Applicant's summary and conclusion

These results indicate that testosterone is rapidly degraded by manure-borne bacteria under a wide range of environmentally relevant conditions.
Executive summary:

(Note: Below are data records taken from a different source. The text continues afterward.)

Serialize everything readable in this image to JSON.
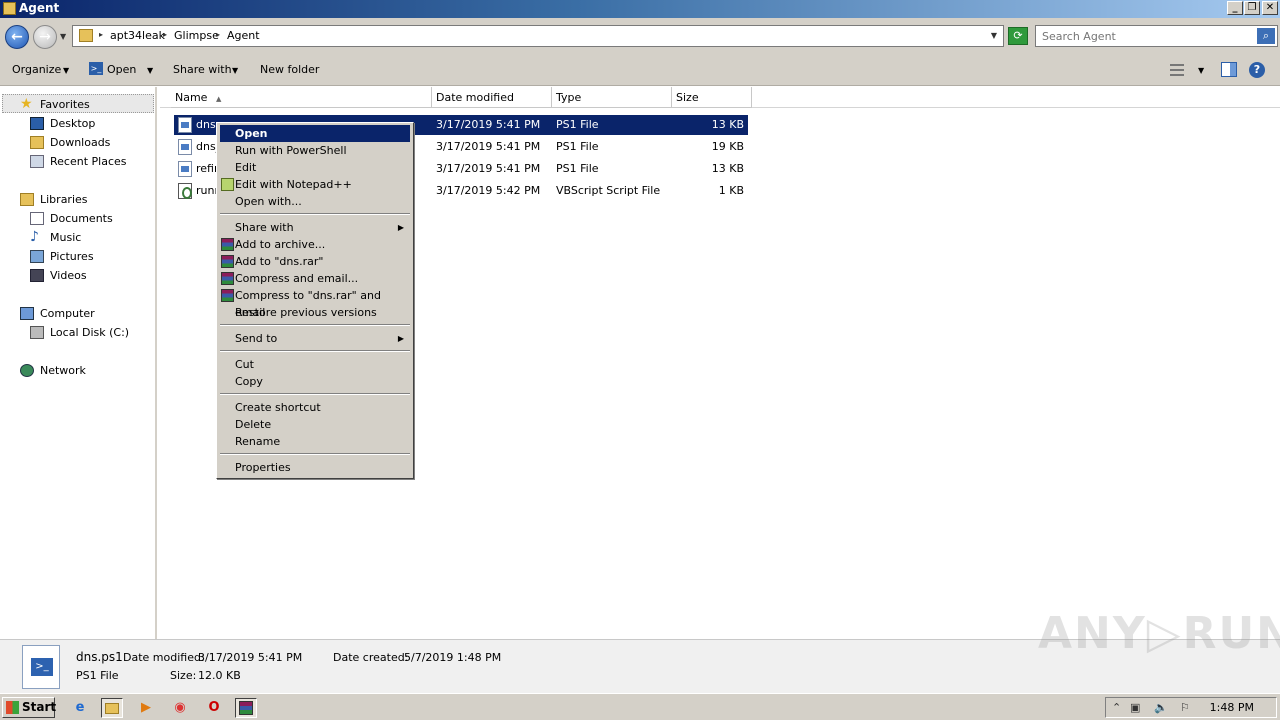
{
  "window": {
    "title": "Agent",
    "controls": [
      "_",
      "❐",
      "✕"
    ]
  },
  "address": {
    "crumbs": [
      "apt34leak",
      "Glimpse",
      "Agent"
    ],
    "search_placeholder": "Search Agent"
  },
  "toolbar": {
    "organize": "Organize",
    "open": "Open",
    "share_with": "Share with",
    "new_folder": "New folder"
  },
  "nav": {
    "favorites": "Favorites",
    "desktop": "Desktop",
    "downloads": "Downloads",
    "recent_places": "Recent Places",
    "libraries": "Libraries",
    "documents": "Documents",
    "music": "Music",
    "pictures": "Pictures",
    "videos": "Videos",
    "computer": "Computer",
    "local_disk": "Local Disk (C:)",
    "network": "Network"
  },
  "columns": {
    "name": "Name",
    "date_modified": "Date modified",
    "type": "Type",
    "size": "Size"
  },
  "files": [
    {
      "name": "dns.",
      "date": "3/17/2019 5:41 PM",
      "type": "PS1 File",
      "size": "13 KB"
    },
    {
      "name": "dns_",
      "date": "3/17/2019 5:41 PM",
      "type": "PS1 File",
      "size": "19 KB"
    },
    {
      "name": "refin",
      "date": "3/17/2019 5:41 PM",
      "type": "PS1 File",
      "size": "13 KB"
    },
    {
      "name": "runn",
      "date": "3/17/2019 5:42 PM",
      "type": "VBScript Script File",
      "size": "1 KB"
    }
  ],
  "context_menu": {
    "open": "Open",
    "run_powershell": "Run with PowerShell",
    "edit": "Edit",
    "edit_notepadpp": "Edit with Notepad++",
    "open_with": "Open with...",
    "share_with": "Share with",
    "add_archive": "Add to archive...",
    "add_dns_rar": "Add to \"dns.rar\"",
    "compress_email": "Compress and email...",
    "compress_dns_email": "Compress to \"dns.rar\" and email",
    "restore_versions": "Restore previous versions",
    "send_to": "Send to",
    "cut": "Cut",
    "copy": "Copy",
    "create_shortcut": "Create shortcut",
    "delete": "Delete",
    "rename": "Rename",
    "properties": "Properties"
  },
  "details": {
    "filename": "dns.ps1",
    "date_modified_label": "Date modified:",
    "date_modified": "3/17/2019 5:41 PM",
    "date_created_label": "Date created:",
    "date_created": "5/7/2019 1:48 PM",
    "type": "PS1 File",
    "size_label": "Size:",
    "size": "12.0 KB"
  },
  "watermark": "ANY▷RUN",
  "taskbar": {
    "start": "Start",
    "clock": "1:48 PM"
  }
}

Land application of manure may contribute endocrine disrupting compounds (EDCs) such as steroid hormones to the environment. Little attention has been paid to the potential for degradation of steroid hormones by manure-borne bacteria and their degradation kinetics and pathways. In a laboratory study, the potential for biodegradation of testosterone, 17b-estradiol (E2) and progesterone by swine (Sus scrofa) manure-borne bacteria was examined. In addition, the impact of temperature, pH (6, 7, and 7.5), glucose amendments (0, 3, and 22 mmol L–1), and presence of oxygen on testosterone degradation kinetics was determined. Testosterone, 17b-estradiol and progesterone were biodegraded within 25 h of reaction initiation under aerobic conditions. The degradation of testosterone followed pseudo first-order and zero-order reaction kinetics under aerobic and anaerobic conditions, respectively, in tryptic soy broth (TSB) pre-enriched systems. The half-life (t1/2) for the degradation of testosterone under anaerobic conditions was six times longer than aerobic conditions. Testosterone degradation was found to significantly increase (~ 17%) when incubated at 37°C vs. 22°C. The impact of pH (t1/2 ranged from 4.4–4.9 h) and glucose amendments (t1/2 ranged from 4.6–5.1 h) on the testosterone degradation rate were found to be small. Testosterone was transformed to dehydrotestosterone (DHT) (major degradation product), androstenedione (AD), and androstadienedione (ADD) under aerobic conditions as revealed by liquid chromatography-time-of-flight mass spectrometry (LC/TOF-MS). These results indicate that testosterone is rapidly degraded by manure-borne bacteria under a wide range of environmentally relevant conditions.